In a survey of 2,000 people, only 59% questioned thought people with an eating disorder should be referred to a specialist, despite eating disorders being classed as severe mental illnesses by the NHS.


The survey highlighted similar findings for other severe mental illnesses including bipolar disorder and addiction.

In light of the survey results, the Royal College of Psychiatrists is calling for better public education around mental illnesses so the public are equipped to access the help they need.
Under the NHS mental health conditions are split into two categories when diagnosed: Common Mental Disorders (CMDs) and Severe Mental Illnesses (SMIs).

CMDs usually comprise of different types of depression and anxiety which can cause emotional distress and interfere with daily function, but “do not usually affect insight or cognition”.

In contrast SMIs are longstanding conditions where a sufferer will experience symptoms with multiple elements, potentially leading to significant disability.

According to the researchers, GPs manage around 90% of all mental health conditions. The remaining 10% of mental health conditions are more complex, enduring illnesses which require the attention of a specialist team led by a psychiatrist.

A consultant is the most senior doctor in a given field of medicine. A consultant psychiatrist is the most senior medical doctor specialising in mental health.

Bipolar disorder is a severe mental illness experienced by up to 1.3 million people in the UK. Yet the Royal College of Psychiatrists survey found 42% of people did not know that a psychiatrist is responsible for diagnosing the condition.

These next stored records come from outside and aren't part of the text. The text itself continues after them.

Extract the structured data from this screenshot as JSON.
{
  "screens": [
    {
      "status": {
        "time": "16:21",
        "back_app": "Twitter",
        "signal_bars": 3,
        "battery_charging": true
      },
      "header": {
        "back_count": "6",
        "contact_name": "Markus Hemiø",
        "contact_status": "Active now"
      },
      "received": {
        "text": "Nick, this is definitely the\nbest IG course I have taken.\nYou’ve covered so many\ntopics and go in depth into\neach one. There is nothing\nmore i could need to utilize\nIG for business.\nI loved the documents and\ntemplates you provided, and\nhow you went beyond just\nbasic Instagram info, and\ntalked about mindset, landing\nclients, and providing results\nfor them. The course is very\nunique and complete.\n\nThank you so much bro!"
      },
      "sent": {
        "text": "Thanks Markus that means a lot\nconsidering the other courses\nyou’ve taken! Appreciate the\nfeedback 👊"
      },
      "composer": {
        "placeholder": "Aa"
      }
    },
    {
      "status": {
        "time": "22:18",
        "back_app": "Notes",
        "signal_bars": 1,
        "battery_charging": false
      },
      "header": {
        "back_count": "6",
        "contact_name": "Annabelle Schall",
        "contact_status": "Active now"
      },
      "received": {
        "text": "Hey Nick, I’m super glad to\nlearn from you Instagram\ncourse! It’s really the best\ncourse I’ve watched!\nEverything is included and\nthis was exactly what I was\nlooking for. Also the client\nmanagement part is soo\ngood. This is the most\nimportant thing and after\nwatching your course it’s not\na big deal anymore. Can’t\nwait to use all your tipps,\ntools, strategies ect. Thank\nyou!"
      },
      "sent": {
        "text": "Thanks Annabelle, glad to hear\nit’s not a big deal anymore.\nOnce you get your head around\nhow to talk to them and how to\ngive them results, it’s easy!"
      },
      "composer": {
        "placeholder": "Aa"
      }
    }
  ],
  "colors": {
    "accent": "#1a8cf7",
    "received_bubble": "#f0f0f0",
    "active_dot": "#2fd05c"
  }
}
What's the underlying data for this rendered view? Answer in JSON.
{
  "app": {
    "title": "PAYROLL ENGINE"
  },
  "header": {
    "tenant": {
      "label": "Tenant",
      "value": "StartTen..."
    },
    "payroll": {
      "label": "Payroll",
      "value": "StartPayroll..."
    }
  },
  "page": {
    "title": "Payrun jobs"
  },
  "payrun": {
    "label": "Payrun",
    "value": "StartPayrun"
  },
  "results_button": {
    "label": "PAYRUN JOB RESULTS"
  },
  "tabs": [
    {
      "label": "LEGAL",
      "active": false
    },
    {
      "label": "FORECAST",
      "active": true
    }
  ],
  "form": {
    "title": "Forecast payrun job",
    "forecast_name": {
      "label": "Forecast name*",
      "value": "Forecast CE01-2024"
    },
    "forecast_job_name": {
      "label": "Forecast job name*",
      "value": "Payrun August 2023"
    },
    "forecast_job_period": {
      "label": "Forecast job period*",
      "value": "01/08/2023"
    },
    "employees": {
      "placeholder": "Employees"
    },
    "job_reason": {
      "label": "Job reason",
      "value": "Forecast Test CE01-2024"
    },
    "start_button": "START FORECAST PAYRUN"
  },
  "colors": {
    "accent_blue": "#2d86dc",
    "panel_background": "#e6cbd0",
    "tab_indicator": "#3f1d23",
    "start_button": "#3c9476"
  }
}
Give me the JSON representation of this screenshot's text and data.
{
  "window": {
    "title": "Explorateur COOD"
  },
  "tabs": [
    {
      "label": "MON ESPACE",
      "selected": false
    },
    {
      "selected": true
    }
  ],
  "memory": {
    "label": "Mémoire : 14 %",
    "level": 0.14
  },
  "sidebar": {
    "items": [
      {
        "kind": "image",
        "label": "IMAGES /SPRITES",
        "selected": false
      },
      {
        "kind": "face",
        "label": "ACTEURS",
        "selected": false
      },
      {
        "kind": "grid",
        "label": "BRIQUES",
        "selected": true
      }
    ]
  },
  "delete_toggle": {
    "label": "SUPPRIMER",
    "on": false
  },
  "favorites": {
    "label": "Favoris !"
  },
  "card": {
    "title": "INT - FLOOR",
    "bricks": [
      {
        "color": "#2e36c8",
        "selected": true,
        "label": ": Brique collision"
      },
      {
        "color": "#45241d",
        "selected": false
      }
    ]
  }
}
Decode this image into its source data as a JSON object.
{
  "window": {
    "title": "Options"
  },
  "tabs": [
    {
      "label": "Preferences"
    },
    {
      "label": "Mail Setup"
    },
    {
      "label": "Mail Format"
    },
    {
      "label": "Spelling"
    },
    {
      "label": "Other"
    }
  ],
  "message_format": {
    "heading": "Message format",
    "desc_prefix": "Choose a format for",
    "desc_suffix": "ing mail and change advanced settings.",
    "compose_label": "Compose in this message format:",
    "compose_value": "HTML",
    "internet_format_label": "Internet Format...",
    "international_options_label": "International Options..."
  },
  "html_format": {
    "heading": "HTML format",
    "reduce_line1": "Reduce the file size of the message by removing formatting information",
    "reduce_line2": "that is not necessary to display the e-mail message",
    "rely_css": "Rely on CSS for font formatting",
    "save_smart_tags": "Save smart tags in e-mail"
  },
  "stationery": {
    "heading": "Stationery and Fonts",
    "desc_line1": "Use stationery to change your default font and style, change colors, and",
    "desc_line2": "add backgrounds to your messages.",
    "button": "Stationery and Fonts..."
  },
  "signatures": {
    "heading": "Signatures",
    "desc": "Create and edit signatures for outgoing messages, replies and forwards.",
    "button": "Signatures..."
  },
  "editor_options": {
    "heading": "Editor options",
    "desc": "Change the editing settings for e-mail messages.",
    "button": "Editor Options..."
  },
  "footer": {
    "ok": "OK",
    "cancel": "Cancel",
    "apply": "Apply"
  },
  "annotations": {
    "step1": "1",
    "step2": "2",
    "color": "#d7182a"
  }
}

Alcohol addiction is also a severe mental illness that is more deadly than some cancers, yet fewer than half (44%) of the people polled thought that someone with alcohol addiction should be referred to a consultant psychiatrist.

What’s more just 23% knew that addiction to opioids such as codeine and heroin is more deadly than cervical cancer.

The researchers said the figures show the public does not understand how severe mental illness can be and does not appreciate the level of specialist care required to get help people.

They believe the next step is to equip the public with that knowledge so they have the best chance of accessing the right healthcare when they need it.

Speaking as the Royal College of Psychiatrists launches its Choose Psychiatry recruitment campaign, President Professor Wendy Burn said: “The work done to tackle stigma has been astounding and I could not be prouder of the open culture we’re fostering about mental health. But our poll shows that people do not fully appreciate how severe mental illness can be.

“Psychiatrists are the only medically trained mental health professionals. When it comes to treating severe mental illnesses their input is irreplaceable.

“Early intervention is crucial to avoid patients reaching a crisis – but this can only be done if the skilled workforce is there to intervene.

“We need more medical students to choose psychiatry because without them, we cannot deliver the high-quality care that our patients deserve.”

Dr Kate Lovett, Dean of the Royal College of Psychiatrists said: “People with a severe mental illness should expect to see a specialist consultant, just as you would for a severe physical illness. We need to raise awareness about the full spectrum of mental health to ensure everyone can get the right care at the right time.”